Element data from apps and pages
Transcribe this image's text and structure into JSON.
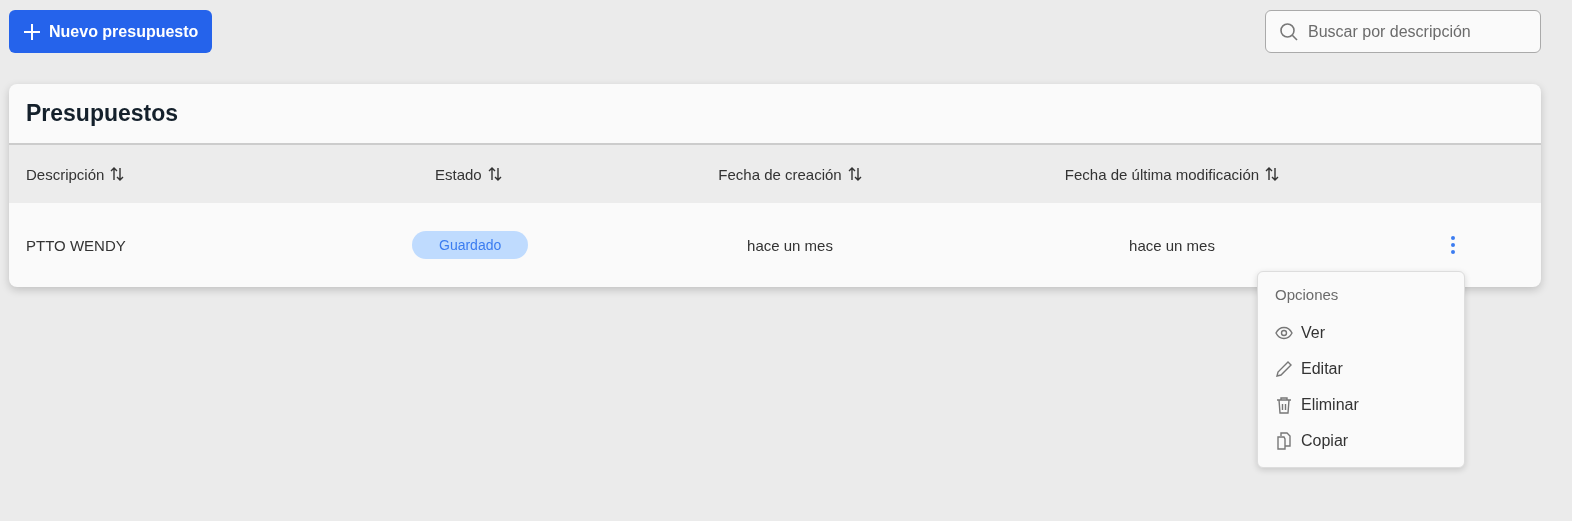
{
  "toolbar": {
    "new_button": "Nuevo presupuesto",
    "search": {
      "placeholder": "Buscar por descripción"
    }
  },
  "card": {
    "title": "Presupuestos",
    "columns": [
      {
        "label": "Descripción",
        "sortable": true
      },
      {
        "label": "Estado",
        "sortable": true
      },
      {
        "label": "Fecha de creación",
        "sortable": true
      },
      {
        "label": "Fecha de última modificación",
        "sortable": true
      }
    ],
    "rows": [
      {
        "description": "PTTO WENDY",
        "status": "Guardado",
        "created": "hace un mes",
        "modified": "hace un mes",
        "menu_open": true
      }
    ]
  },
  "menu": {
    "title": "Opciones",
    "items": [
      {
        "kind": "view",
        "label": "Ver"
      },
      {
        "kind": "edit",
        "label": "Editar"
      },
      {
        "kind": "delete",
        "label": "Eliminar"
      },
      {
        "kind": "copy",
        "label": "Copiar"
      }
    ]
  }
}
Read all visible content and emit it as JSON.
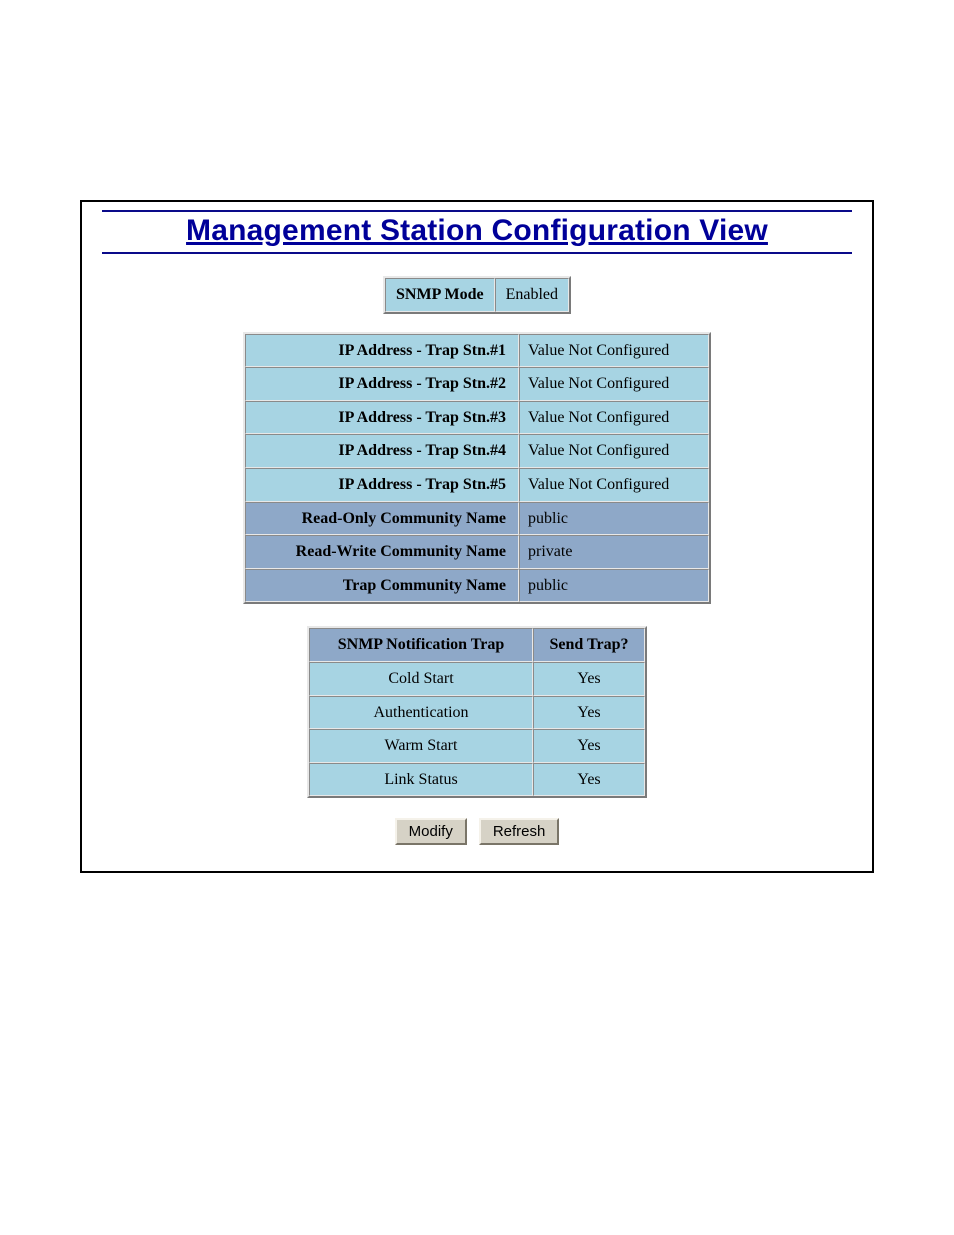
{
  "title": "Management Station Configuration View",
  "mode": {
    "label": "SNMP Mode",
    "value": "Enabled"
  },
  "config_rows": [
    {
      "label": "IP Address - Trap Stn.#1",
      "value": "Value Not Configured",
      "alt": false
    },
    {
      "label": "IP Address - Trap Stn.#2",
      "value": "Value Not Configured",
      "alt": false
    },
    {
      "label": "IP Address - Trap Stn.#3",
      "value": "Value Not Configured",
      "alt": false
    },
    {
      "label": "IP Address - Trap Stn.#4",
      "value": "Value Not Configured",
      "alt": false
    },
    {
      "label": "IP Address - Trap Stn.#5",
      "value": "Value Not Configured",
      "alt": false
    },
    {
      "label": "Read-Only Community Name",
      "value": "public",
      "alt": true
    },
    {
      "label": "Read-Write Community Name",
      "value": "private",
      "alt": true
    },
    {
      "label": "Trap Community Name",
      "value": "public",
      "alt": true
    }
  ],
  "trap_table": {
    "col1": "SNMP Notification Trap",
    "col2": "Send Trap?",
    "rows": [
      {
        "name": "Cold Start",
        "send": "Yes"
      },
      {
        "name": "Authentication",
        "send": "Yes"
      },
      {
        "name": "Warm Start",
        "send": "Yes"
      },
      {
        "name": "Link Status",
        "send": "Yes"
      }
    ]
  },
  "buttons": {
    "modify": "Modify",
    "refresh": "Refresh"
  }
}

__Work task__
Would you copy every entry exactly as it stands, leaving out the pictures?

__Result of this exercise__
Transcribe this image's text and structure into JSON.
{
  "toolbar": {
    "new_button": "Nuevo presupuesto",
    "search": {
      "placeholder": "Buscar por descripción"
    }
  },
  "card": {
    "title": "Presupuestos",
    "columns": [
      {
        "label": "Descripción",
        "sortable": true
      },
      {
        "label": "Estado",
        "sortable": true
      },
      {
        "label": "Fecha de creación",
        "sortable": true
      },
      {
        "label": "Fecha de última modificación",
        "sortable": true
      }
    ],
    "rows": [
      {
        "description": "PTTO WENDY",
        "status": "Guardado",
        "created": "hace un mes",
        "modified": "hace un mes",
        "menu_open": true
      }
    ]
  },
  "menu": {
    "title": "Opciones",
    "items": [
      {
        "kind": "view",
        "label": "Ver"
      },
      {
        "kind": "edit",
        "label": "Editar"
      },
      {
        "kind": "delete",
        "label": "Eliminar"
      },
      {
        "kind": "copy",
        "label": "Copiar"
      }
    ]
  }
}
Read all visible content and emit it as JSON.
{
  "title": "Management Station Configuration View",
  "mode": {
    "label": "SNMP Mode",
    "value": "Enabled"
  },
  "config_rows": [
    {
      "label": "IP Address - Trap Stn.#1",
      "value": "Value Not Configured",
      "alt": false
    },
    {
      "label": "IP Address - Trap Stn.#2",
      "value": "Value Not Configured",
      "alt": false
    },
    {
      "label": "IP Address - Trap Stn.#3",
      "value": "Value Not Configured",
      "alt": false
    },
    {
      "label": "IP Address - Trap Stn.#4",
      "value": "Value Not Configured",
      "alt": false
    },
    {
      "label": "IP Address - Trap Stn.#5",
      "value": "Value Not Configured",
      "alt": false
    },
    {
      "label": "Read-Only Community Name",
      "value": "public",
      "alt": true
    },
    {
      "label": "Read-Write Community Name",
      "value": "private",
      "alt": true
    },
    {
      "label": "Trap Community Name",
      "value": "public",
      "alt": true
    }
  ],
  "trap_table": {
    "col1": "SNMP Notification Trap",
    "col2": "Send Trap?",
    "rows": [
      {
        "name": "Cold Start",
        "send": "Yes"
      },
      {
        "name": "Authentication",
        "send": "Yes"
      },
      {
        "name": "Warm Start",
        "send": "Yes"
      },
      {
        "name": "Link Status",
        "send": "Yes"
      }
    ]
  },
  "buttons": {
    "modify": "Modify",
    "refresh": "Refresh"
  }
}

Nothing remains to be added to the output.